Stored records:
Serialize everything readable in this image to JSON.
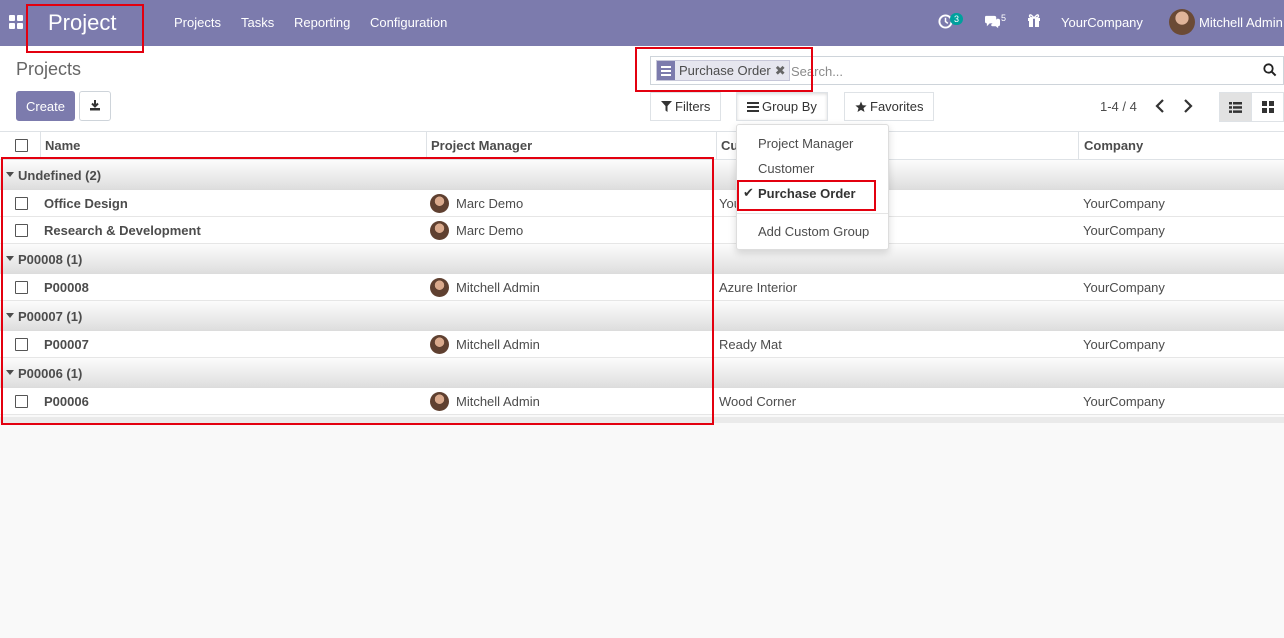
{
  "navbar": {
    "brand": "Project",
    "menu": [
      "Projects",
      "Tasks",
      "Reporting",
      "Configuration"
    ],
    "activity_count": "3",
    "message_count": "5",
    "company": "YourCompany",
    "user": "Mitchell Admin",
    "icons": [
      "apps-icon",
      "clock-icon",
      "chat-icon",
      "gift-icon"
    ],
    "color": "#7c7bad"
  },
  "control_panel": {
    "breadcrumb": "Projects",
    "create_label": "Create",
    "search": {
      "facet": "Purchase Order",
      "placeholder": "Search..."
    },
    "filters_label": "Filters",
    "group_by_label": "Group By",
    "favorites_label": "Favorites",
    "pager": "1-4 / 4"
  },
  "group_by_menu": {
    "items": [
      "Project Manager",
      "Customer",
      "Purchase Order"
    ],
    "checked": "Purchase Order",
    "custom": "Add Custom Group"
  },
  "list": {
    "columns": [
      "Name",
      "Project Manager",
      "Cu",
      "Company"
    ],
    "groups": [
      {
        "label": "Undefined (2)",
        "rows": [
          {
            "name": "Office Design",
            "manager": "Marc Demo",
            "customer": "You",
            "company": "YourCompany"
          },
          {
            "name": "Research & Development",
            "manager": "Marc Demo",
            "customer": "",
            "company": "YourCompany"
          }
        ]
      },
      {
        "label": "P00008 (1)",
        "rows": [
          {
            "name": "P00008",
            "manager": "Mitchell Admin",
            "customer": "Azure Interior",
            "company": "YourCompany"
          }
        ]
      },
      {
        "label": "P00007 (1)",
        "rows": [
          {
            "name": "P00007",
            "manager": "Mitchell Admin",
            "customer": "Ready Mat",
            "company": "YourCompany"
          }
        ]
      },
      {
        "label": "P00006 (1)",
        "rows": [
          {
            "name": "P00006",
            "manager": "Mitchell Admin",
            "customer": "Wood Corner",
            "company": "YourCompany"
          }
        ]
      }
    ]
  }
}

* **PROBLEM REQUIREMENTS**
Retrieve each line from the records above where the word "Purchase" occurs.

* **YOUR RESPONSE**
      "facet": "Purchase Order",
      "Purchase Order"
    "checked": "Purchase Order",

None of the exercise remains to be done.